WORK TASK — Work through the lines below and count those holding "from"; reply with the number only.

RECORD EXTRACTS —
========
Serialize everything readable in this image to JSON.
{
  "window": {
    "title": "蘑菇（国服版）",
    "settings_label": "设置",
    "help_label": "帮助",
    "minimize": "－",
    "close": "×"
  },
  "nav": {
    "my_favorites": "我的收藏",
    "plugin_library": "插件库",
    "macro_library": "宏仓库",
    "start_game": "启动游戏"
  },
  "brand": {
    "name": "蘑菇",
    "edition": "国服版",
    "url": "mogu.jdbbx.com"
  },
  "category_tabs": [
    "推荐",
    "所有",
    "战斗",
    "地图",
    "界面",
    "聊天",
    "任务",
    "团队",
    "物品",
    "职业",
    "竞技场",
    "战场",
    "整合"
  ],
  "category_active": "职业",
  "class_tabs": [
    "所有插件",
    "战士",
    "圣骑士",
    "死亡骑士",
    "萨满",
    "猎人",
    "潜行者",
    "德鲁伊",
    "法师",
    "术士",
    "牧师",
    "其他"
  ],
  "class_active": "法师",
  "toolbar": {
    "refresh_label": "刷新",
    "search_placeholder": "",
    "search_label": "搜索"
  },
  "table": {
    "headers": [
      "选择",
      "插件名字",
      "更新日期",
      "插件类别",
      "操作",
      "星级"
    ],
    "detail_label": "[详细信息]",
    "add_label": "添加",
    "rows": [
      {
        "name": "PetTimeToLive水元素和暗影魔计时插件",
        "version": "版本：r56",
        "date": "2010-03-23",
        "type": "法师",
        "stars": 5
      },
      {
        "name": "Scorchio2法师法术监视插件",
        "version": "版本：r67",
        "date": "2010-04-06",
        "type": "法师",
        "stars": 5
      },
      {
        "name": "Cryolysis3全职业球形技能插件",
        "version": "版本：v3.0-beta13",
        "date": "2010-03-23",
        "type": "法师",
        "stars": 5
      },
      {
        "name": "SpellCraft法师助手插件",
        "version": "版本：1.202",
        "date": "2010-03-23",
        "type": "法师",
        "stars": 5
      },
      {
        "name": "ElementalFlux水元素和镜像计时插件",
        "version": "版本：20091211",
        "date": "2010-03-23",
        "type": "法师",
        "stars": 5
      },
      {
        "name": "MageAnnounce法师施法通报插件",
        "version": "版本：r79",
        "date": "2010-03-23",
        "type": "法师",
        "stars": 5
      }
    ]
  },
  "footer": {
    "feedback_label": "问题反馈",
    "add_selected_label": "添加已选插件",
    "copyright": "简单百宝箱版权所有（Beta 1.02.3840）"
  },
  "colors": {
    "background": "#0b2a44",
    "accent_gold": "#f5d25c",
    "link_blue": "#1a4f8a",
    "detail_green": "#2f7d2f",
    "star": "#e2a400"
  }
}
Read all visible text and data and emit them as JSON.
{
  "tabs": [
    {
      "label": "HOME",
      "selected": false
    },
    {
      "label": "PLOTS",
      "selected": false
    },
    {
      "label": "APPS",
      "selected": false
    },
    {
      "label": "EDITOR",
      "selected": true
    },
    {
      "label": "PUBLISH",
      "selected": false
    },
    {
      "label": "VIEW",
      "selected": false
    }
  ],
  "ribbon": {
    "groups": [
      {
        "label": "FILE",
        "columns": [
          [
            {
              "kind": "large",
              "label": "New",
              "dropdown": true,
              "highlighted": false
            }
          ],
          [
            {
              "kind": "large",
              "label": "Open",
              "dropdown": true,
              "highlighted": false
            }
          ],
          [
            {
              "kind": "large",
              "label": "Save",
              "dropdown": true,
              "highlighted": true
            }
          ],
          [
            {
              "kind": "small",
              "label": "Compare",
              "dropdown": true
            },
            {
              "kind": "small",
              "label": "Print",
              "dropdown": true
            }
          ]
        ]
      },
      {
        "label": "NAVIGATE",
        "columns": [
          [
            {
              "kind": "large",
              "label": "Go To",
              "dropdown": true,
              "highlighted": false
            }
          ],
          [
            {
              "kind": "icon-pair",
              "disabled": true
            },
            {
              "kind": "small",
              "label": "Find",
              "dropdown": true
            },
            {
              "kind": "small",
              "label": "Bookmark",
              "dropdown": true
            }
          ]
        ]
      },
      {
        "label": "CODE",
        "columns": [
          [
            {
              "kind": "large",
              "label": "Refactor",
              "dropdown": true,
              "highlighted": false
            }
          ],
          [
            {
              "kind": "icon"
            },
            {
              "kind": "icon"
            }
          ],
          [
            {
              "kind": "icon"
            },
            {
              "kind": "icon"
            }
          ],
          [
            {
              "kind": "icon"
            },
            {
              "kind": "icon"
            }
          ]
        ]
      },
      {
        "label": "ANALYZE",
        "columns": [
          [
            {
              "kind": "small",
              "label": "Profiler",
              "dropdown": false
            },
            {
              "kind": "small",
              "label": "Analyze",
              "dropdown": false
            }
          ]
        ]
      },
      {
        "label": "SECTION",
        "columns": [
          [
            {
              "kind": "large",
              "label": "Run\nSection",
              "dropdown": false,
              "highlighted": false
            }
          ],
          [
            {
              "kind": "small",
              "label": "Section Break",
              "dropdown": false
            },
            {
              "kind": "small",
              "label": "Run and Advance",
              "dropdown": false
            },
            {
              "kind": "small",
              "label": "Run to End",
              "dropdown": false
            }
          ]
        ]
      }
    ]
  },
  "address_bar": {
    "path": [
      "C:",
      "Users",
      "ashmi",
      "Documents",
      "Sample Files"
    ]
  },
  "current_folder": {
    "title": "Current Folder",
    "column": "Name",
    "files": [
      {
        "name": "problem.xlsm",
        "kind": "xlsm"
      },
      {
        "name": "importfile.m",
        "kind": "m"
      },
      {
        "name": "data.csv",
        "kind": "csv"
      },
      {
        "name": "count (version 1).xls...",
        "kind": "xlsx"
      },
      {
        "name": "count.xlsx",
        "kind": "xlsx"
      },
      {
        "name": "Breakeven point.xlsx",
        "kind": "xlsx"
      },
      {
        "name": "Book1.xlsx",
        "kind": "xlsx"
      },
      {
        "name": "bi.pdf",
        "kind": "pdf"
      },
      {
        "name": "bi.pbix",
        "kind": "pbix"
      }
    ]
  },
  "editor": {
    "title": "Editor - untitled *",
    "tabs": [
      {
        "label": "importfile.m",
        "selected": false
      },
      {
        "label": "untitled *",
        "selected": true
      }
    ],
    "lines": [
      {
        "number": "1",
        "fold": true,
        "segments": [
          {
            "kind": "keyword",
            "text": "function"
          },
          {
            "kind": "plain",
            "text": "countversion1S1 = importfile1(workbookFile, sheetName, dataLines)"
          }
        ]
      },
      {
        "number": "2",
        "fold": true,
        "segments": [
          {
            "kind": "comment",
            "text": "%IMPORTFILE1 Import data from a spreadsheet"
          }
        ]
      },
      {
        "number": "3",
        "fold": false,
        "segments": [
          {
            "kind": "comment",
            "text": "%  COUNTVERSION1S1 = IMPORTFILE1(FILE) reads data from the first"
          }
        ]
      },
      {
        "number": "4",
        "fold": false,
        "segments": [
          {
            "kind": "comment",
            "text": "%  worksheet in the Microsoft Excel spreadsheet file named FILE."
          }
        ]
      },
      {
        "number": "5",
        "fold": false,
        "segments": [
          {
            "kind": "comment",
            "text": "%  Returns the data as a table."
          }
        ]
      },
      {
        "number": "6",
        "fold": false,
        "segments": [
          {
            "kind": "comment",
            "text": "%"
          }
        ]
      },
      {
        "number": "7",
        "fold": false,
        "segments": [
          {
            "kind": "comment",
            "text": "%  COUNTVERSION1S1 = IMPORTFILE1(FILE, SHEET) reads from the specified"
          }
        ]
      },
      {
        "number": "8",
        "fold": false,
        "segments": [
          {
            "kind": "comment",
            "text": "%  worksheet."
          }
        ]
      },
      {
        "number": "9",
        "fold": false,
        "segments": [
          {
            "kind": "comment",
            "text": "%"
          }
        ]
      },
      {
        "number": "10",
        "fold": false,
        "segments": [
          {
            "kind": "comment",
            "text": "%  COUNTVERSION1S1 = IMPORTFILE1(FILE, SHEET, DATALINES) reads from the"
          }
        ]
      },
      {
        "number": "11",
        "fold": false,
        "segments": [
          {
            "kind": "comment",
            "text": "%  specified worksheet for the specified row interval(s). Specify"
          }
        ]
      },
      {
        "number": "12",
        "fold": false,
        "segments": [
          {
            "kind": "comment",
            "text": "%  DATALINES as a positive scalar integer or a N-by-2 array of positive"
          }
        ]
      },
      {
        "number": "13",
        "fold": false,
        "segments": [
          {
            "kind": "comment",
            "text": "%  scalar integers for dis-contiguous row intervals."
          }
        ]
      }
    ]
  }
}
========
YOUR SOLUTION — 4